Hello friends. Here we are. December. The holiday season. Take a deep breath. Because, once again, many of us will teeter at the threshold of idealism; the hope that maybe this year it will be perfect. No disappointment, thank-you. Gifts– perfected. Kind kids. Reasonable relatives. Let’s do this. Ready? Yah. Me neither.

Wait. Is that true? Because I am absolutely ready to undermine the 4:30 darkness with the glitter of twinkle lights. I’m ready to sit down to a meal, at a table, the food from my oven not a to-go container. Ready for smells and sounds of long-standing traditions even if I am just creating them. I am ready for the quiet shift when I abandon anxiety and frustration to give space to awareness of my abundance of luck and love, for goodness sake. Maybe, I am more ready than I thought.

It’s not that I am not used to this. I am a builder. I create chaos in the midst of dreams and ideals for a living. I break things at first and then put them back together. What once was, becomes something else. I hope it’s perfect! But then it’s not. It leaks. Again. It came wrong. Again. It’s not the right color. AGAIN!

But here’s the thing, maybe it’s our standard of perfection that asserts our stance against the intricacies of personality and technicality for this project (or this holiday season). Maybe it is the fear of failed ideals that emboldens our uncompromising commitment to protocols (traditions). Maybe our desire for perfection is why we always start with the F.H. Perry Builder answer of “YES” (my house this year).

And maybe disappointment gives way to radical teamwork and human connection. I am endlessly inspired by how quickly a project manager responds to a client crisis on a Sunday night, a trade re-builds before bothering to determine fault, an architect stays at a late Friday afternoon meeting to draw and re-draw. No doubt any disappointment is hard to accept or get used to– in fact, most of the time I think we hate it. Because we don’t want to let you down. Client, architect, trade, employee (friend, child, partner, parent). Ever. And perhaps disappointment has its place. It reminds us of the courage and passion it takes to sate the ache of expectation. It keeps us aware of the endless hopefulness that, for even one moment, we can offer peace to another person. Why would we ever give up on that?

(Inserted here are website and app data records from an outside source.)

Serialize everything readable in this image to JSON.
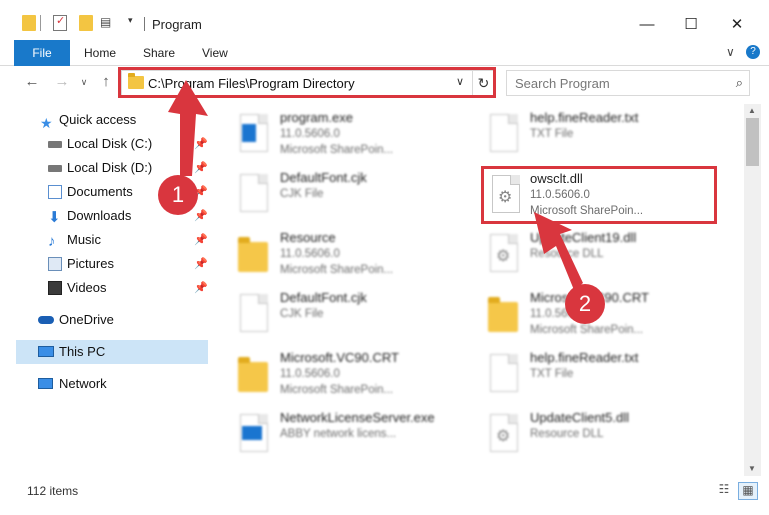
{
  "window": {
    "title": "Program",
    "minimize_glyph": "—",
    "maximize_glyph": "☐",
    "close_glyph": "✕"
  },
  "ribbon": {
    "tabs": [
      "File",
      "Home",
      "Share",
      "View"
    ],
    "collapse_glyph": "∨",
    "help_glyph": "?"
  },
  "nav": {
    "back_glyph": "←",
    "forward_glyph": "→",
    "recent_glyph": "∨",
    "up_glyph": "↑"
  },
  "address": {
    "path": "C:\\Program Files\\Program Directory",
    "chevron_glyph": "∨",
    "refresh_glyph": "↻"
  },
  "search": {
    "placeholder": "Search Program",
    "icon_glyph": "⌕"
  },
  "sidebar": {
    "items": [
      {
        "label": "Quick access",
        "icon": "star-icon",
        "pinned": false
      },
      {
        "label": "Local Disk (C:)",
        "icon": "drive-icon",
        "pinned": true
      },
      {
        "label": "Local Disk (D:)",
        "icon": "drive-icon",
        "pinned": true
      },
      {
        "label": "Documents",
        "icon": "documents-icon",
        "pinned": true
      },
      {
        "label": "Downloads",
        "icon": "download-icon",
        "pinned": true
      },
      {
        "label": "Music",
        "icon": "music-icon",
        "pinned": true
      },
      {
        "label": "Pictures",
        "icon": "pictures-icon",
        "pinned": true
      },
      {
        "label": "Videos",
        "icon": "videos-icon",
        "pinned": true
      },
      {
        "label": "OneDrive",
        "icon": "cloud-icon",
        "pinned": false
      },
      {
        "label": "This PC",
        "icon": "computer-icon",
        "pinned": false,
        "selected": true
      },
      {
        "label": "Network",
        "icon": "network-icon",
        "pinned": false
      }
    ],
    "pin_glyph": "📌"
  },
  "files": {
    "left": [
      {
        "name": "program.exe",
        "line2": "11.0.5606.0",
        "line3": "Microsoft SharePoin...",
        "icon": "exe-icon"
      },
      {
        "name": "DefaultFont.cjk",
        "line2": "CJK File",
        "line3": "",
        "icon": "document-icon"
      },
      {
        "name": "Resource",
        "line2": "11.0.5606.0",
        "line3": "Microsoft SharePoin...",
        "icon": "folder-icon"
      },
      {
        "name": "DefaultFont.cjk",
        "line2": "CJK File",
        "line3": "",
        "icon": "document-icon"
      },
      {
        "name": "Microsoft.VC90.CRT",
        "line2": "11.0.5606.0",
        "line3": "Microsoft SharePoin...",
        "icon": "folder-icon"
      },
      {
        "name": "NetworkLicenseServer.exe",
        "line2": "ABBY network licens...",
        "line3": "",
        "icon": "exe-icon"
      }
    ],
    "right": [
      {
        "name": "help.fineReader.txt",
        "line2": "TXT File",
        "line3": "",
        "icon": "document-icon"
      },
      {
        "name": "UpdateClient19.dll",
        "line2": "Resource DLL",
        "line3": "",
        "icon": "dll-gear-icon"
      },
      {
        "name": "Microsoft.VC90.CRT",
        "line2": "11.0.5606.0",
        "line3": "Microsoft SharePoin...",
        "icon": "folder-icon"
      },
      {
        "name": "help.fineReader.txt",
        "line2": "TXT File",
        "line3": "",
        "icon": "document-icon"
      },
      {
        "name": "UpdateClient5.dll",
        "line2": "Resource DLL",
        "line3": "",
        "icon": "dll-gear-icon"
      }
    ],
    "highlighted": {
      "name": "owsclt.dll",
      "line2": "11.0.5606.0",
      "line3": "Microsoft SharePoin...",
      "icon": "dll-gear-icon"
    }
  },
  "status": {
    "item_count": "112 items",
    "details_view_glyph": "☷",
    "tiles_view_glyph": "▦"
  },
  "callouts": {
    "badge1": "1",
    "badge2": "2",
    "color": "#d9363e"
  },
  "colors": {
    "accent": "#1979ca",
    "selection": "#cce4f7",
    "folder": "#f3c542"
  }
}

Whatever it is — a gift that just misses the mark, a meal that dries up before it is even served, financial meltdown, a missed sentiment, a forgotten friend — this holiday, may you hold your disappointment lightly. May you honor your ideal for the most wonderful time of the year. And may the tenderness of “letting down”, give way to an alternative state of personal wonder and perspective. May you see only love, hope, patience, and promise. May all be calm and bright.

Allison